*** AVAILABLE DATA Section Begins ***

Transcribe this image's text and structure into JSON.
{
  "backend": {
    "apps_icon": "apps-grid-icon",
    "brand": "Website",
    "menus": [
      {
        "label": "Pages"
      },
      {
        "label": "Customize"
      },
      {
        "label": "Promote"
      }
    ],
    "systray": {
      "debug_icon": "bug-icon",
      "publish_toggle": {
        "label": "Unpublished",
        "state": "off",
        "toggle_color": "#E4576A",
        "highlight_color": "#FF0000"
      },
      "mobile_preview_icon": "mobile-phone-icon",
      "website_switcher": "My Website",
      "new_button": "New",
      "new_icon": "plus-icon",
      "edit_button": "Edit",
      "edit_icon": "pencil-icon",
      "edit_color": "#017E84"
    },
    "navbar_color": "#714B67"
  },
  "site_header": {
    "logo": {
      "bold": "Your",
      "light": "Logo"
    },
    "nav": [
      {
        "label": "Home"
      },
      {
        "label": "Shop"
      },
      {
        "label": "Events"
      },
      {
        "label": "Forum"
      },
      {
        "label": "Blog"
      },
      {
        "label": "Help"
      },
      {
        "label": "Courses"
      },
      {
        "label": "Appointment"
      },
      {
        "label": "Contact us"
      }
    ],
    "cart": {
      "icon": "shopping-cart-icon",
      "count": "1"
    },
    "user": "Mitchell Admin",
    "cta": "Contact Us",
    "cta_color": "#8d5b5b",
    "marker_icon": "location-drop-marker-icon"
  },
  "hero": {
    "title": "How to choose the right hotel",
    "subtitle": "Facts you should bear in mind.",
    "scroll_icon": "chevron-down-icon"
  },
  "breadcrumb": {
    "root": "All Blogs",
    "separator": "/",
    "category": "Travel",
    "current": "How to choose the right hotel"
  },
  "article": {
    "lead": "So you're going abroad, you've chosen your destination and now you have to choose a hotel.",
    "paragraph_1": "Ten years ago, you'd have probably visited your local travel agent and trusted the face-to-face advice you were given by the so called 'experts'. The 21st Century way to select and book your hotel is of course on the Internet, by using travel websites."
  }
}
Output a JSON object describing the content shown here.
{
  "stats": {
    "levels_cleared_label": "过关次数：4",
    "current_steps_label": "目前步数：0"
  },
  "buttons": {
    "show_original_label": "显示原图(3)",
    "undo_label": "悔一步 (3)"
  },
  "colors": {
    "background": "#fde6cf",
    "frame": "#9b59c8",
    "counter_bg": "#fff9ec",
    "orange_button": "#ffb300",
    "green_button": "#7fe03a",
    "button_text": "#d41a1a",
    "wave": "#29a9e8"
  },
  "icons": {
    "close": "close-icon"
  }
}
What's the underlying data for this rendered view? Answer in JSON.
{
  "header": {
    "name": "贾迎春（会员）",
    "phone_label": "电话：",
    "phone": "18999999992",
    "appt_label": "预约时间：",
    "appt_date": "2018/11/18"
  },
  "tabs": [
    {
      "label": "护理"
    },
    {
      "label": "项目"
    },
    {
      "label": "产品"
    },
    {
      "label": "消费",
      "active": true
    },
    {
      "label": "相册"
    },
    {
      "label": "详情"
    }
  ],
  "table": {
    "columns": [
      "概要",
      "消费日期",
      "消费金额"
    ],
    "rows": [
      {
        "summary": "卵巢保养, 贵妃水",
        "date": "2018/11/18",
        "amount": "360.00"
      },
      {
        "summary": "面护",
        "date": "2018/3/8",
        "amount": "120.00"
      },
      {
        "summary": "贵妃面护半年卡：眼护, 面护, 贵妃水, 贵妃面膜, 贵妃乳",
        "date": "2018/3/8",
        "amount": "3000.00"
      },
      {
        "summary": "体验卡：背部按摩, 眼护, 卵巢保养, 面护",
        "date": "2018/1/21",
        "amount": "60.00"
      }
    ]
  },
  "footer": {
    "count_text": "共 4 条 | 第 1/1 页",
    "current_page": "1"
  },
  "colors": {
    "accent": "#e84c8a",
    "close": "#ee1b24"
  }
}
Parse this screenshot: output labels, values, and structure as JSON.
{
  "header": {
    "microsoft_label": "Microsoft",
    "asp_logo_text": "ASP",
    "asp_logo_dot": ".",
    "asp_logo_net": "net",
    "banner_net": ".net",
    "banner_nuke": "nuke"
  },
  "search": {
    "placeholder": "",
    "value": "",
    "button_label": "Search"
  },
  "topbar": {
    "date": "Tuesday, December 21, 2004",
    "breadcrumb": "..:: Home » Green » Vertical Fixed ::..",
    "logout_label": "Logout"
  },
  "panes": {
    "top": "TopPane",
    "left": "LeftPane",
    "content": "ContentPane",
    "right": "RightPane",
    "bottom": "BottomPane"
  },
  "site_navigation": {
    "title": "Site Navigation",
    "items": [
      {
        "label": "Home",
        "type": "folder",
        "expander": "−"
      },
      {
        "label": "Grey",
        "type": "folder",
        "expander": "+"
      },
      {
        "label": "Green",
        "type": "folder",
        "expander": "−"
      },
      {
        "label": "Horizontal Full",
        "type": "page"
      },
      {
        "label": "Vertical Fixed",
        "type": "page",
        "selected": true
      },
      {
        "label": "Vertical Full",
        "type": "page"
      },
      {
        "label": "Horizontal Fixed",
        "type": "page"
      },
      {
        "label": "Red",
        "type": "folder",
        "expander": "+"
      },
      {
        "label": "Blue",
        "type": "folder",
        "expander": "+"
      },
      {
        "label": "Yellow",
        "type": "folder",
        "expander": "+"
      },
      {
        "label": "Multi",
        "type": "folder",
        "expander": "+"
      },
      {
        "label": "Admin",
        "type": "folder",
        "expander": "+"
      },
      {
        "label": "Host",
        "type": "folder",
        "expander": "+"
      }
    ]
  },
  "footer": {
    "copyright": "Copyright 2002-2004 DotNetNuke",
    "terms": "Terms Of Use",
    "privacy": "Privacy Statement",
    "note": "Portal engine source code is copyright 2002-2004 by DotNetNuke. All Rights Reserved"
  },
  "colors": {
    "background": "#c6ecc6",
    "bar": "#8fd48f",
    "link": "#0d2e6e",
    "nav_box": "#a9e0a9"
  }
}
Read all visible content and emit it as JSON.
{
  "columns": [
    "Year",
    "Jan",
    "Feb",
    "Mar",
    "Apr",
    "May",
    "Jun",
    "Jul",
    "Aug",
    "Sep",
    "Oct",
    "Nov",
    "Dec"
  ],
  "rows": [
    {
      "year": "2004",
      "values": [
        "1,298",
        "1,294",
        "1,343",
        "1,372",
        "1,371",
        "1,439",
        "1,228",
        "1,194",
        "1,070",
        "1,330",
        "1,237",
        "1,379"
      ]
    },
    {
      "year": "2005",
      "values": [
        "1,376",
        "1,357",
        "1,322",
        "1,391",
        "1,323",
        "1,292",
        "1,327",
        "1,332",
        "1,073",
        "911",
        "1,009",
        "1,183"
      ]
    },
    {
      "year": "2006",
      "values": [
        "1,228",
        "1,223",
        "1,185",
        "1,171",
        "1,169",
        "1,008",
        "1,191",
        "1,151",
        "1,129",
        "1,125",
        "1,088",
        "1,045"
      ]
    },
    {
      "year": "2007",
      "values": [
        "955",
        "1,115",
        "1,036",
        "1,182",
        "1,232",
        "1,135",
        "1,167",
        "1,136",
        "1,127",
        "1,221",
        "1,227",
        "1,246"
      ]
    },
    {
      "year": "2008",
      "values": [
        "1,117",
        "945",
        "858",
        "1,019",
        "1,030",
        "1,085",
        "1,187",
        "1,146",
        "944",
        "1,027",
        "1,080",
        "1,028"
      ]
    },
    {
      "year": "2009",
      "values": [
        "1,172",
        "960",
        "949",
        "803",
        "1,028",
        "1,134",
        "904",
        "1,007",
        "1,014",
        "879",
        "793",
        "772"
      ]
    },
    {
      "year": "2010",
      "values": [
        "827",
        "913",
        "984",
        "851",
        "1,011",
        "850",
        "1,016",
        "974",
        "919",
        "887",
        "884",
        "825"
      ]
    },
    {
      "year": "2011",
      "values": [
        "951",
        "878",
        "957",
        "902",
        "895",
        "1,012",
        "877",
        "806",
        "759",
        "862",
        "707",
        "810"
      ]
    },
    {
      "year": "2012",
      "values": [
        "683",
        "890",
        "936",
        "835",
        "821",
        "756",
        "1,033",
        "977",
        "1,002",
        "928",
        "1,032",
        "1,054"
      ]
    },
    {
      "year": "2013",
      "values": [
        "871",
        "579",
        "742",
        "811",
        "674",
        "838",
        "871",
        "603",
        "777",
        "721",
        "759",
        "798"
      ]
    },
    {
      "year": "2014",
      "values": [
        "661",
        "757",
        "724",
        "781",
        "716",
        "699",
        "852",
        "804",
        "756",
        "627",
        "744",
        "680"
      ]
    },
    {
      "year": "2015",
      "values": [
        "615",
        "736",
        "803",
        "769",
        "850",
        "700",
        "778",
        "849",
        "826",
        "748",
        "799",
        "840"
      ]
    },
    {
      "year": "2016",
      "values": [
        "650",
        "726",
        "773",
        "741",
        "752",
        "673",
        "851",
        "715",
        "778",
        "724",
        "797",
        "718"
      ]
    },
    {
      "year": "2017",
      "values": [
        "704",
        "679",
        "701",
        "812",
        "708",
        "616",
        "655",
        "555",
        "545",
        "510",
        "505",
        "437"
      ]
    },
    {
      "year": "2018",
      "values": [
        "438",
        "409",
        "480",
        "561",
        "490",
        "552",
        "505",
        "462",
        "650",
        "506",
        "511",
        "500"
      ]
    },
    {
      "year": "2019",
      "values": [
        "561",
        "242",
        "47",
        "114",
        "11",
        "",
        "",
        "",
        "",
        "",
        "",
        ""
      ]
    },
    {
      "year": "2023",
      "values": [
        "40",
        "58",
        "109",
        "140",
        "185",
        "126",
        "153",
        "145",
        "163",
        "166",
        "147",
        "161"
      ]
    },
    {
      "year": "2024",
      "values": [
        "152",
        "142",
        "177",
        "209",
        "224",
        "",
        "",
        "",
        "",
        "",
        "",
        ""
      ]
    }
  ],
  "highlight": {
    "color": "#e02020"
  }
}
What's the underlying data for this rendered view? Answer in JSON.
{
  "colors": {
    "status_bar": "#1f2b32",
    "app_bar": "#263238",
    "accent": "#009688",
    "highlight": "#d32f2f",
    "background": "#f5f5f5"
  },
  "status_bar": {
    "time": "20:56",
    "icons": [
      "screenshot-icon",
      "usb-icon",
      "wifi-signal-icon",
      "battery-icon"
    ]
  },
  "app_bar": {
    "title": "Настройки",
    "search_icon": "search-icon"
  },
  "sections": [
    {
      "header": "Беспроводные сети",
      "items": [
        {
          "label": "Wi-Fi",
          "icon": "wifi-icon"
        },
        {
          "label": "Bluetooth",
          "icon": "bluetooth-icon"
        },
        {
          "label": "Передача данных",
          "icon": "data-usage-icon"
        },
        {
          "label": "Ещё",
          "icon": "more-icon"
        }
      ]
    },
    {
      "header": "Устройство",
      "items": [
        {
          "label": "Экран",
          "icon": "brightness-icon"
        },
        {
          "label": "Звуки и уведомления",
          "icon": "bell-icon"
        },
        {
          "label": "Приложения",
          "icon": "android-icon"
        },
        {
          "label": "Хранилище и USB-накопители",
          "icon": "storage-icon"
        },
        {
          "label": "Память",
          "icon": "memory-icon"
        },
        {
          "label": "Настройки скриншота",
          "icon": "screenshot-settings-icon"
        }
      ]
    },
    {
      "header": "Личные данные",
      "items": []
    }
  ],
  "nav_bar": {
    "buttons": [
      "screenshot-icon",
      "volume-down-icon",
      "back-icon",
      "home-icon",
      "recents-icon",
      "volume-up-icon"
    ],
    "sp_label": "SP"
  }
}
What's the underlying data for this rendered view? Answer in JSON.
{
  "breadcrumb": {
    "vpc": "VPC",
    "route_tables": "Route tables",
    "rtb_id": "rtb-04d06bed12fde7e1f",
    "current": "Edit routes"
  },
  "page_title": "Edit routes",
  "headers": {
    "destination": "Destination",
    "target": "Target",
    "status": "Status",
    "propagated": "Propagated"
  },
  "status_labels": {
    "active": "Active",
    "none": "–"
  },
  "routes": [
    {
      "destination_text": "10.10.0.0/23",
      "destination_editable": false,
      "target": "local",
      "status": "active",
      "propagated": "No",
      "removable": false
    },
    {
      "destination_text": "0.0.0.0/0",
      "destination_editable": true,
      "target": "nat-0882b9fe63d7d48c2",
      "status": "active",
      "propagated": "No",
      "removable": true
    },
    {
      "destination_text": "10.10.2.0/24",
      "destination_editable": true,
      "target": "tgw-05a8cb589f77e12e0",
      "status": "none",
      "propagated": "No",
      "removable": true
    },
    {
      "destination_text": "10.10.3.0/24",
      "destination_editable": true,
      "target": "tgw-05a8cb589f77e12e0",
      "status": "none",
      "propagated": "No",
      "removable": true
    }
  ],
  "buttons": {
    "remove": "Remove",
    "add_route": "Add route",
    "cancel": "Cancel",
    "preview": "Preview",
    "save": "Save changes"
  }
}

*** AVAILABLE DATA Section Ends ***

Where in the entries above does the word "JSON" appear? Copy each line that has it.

> [RESPONSE AREA]
Transcribe this image's text and structure into JSON.
Output a JSON object describing the content shown here.
What's the underlying data for this rendered view? Answer in JSON.
Parse this screenshot: output labels, values, and structure as JSON.
Read all visible content and emit it as JSON.
What's the underlying data for this rendered view? Answer in JSON.
What's the underlying data for this rendered view? Answer in JSON.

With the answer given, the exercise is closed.